* _WORK TO COMPLETE_
When you return the data, keep every line exactly as it is and leave out the pictures.

### MATERIAL FOR THIS TASK ###

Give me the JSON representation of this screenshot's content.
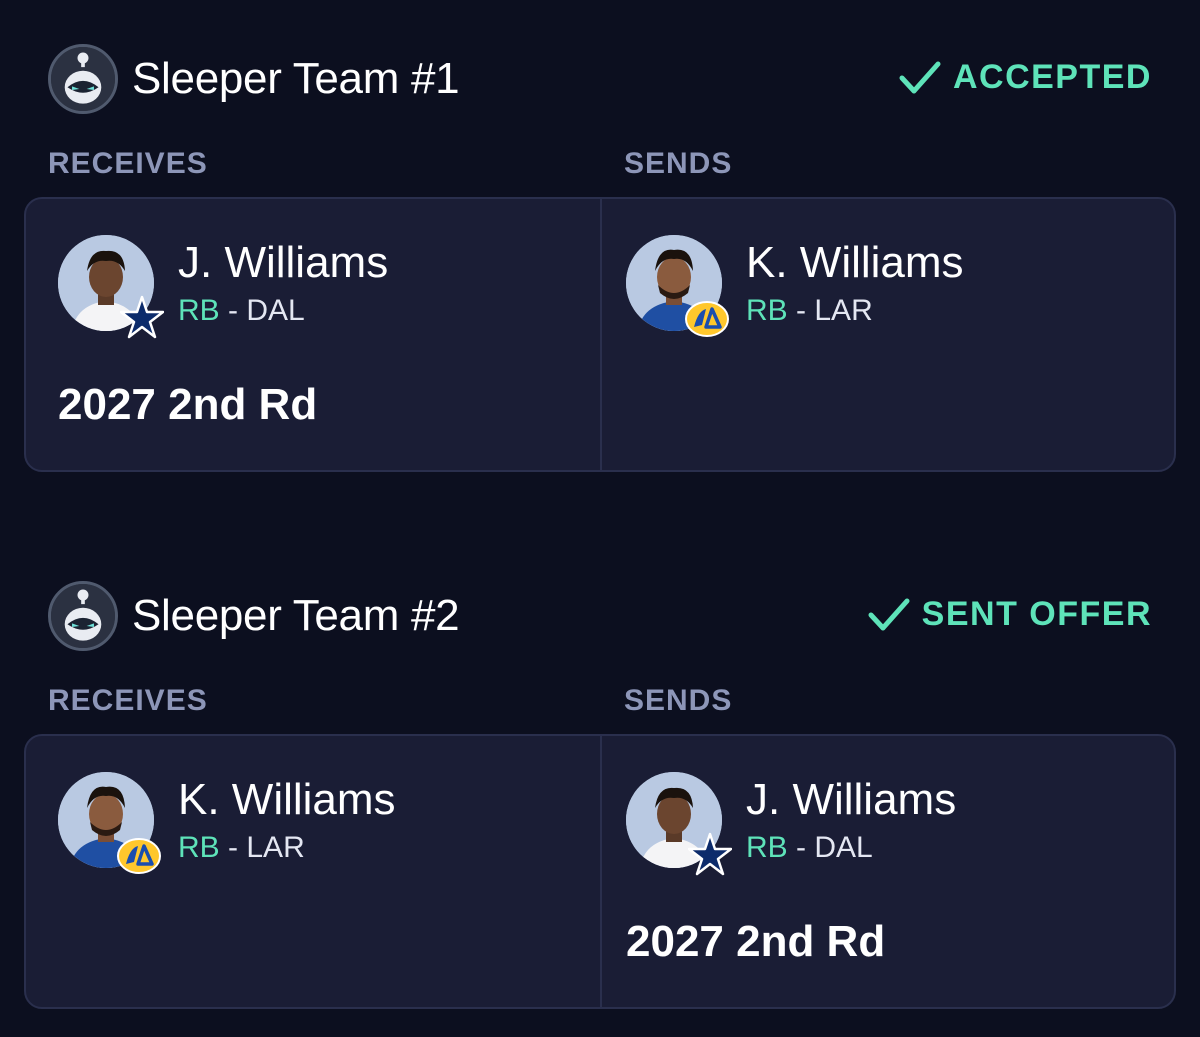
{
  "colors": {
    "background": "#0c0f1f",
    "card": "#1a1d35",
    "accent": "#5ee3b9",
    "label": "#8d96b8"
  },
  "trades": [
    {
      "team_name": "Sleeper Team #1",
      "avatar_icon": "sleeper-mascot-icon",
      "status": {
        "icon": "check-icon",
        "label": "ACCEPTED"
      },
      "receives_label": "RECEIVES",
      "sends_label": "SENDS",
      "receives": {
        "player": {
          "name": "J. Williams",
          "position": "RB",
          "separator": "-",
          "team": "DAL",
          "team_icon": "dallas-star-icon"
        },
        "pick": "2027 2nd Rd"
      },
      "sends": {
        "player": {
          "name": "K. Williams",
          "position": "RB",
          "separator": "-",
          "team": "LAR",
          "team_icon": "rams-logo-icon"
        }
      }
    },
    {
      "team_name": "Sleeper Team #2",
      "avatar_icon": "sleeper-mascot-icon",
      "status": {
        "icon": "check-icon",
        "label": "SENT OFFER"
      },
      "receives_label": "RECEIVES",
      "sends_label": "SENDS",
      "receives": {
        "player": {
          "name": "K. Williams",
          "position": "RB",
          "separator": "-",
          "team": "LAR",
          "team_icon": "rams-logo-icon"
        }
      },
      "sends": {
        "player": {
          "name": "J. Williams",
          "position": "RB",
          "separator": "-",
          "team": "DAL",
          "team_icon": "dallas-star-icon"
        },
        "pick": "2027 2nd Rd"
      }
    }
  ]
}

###

* _RESULT_
Give me the JSON representation of this screenshot's content.
{
  "colors": {
    "background": "#0c0f1f",
    "card": "#1a1d35",
    "accent": "#5ee3b9",
    "label": "#8d96b8"
  },
  "trades": [
    {
      "team_name": "Sleeper Team #1",
      "avatar_icon": "sleeper-mascot-icon",
      "status": {
        "icon": "check-icon",
        "label": "ACCEPTED"
      },
      "receives_label": "RECEIVES",
      "sends_label": "SENDS",
      "receives": {
        "player": {
          "name": "J. Williams",
          "position": "RB",
          "separator": "-",
          "team": "DAL",
          "team_icon": "dallas-star-icon"
        },
        "pick": "2027 2nd Rd"
      },
      "sends": {
        "player": {
          "name": "K. Williams",
          "position": "RB",
          "separator": "-",
          "team": "LAR",
          "team_icon": "rams-logo-icon"
        }
      }
    },
    {
      "team_name": "Sleeper Team #2",
      "avatar_icon": "sleeper-mascot-icon",
      "status": {
        "icon": "check-icon",
        "label": "SENT OFFER"
      },
      "receives_label": "RECEIVES",
      "sends_label": "SENDS",
      "receives": {
        "player": {
          "name": "K. Williams",
          "position": "RB",
          "separator": "-",
          "team": "LAR",
          "team_icon": "rams-logo-icon"
        }
      },
      "sends": {
        "player": {
          "name": "J. Williams",
          "position": "RB",
          "separator": "-",
          "team": "DAL",
          "team_icon": "dallas-star-icon"
        },
        "pick": "2027 2nd Rd"
      }
    }
  ]
}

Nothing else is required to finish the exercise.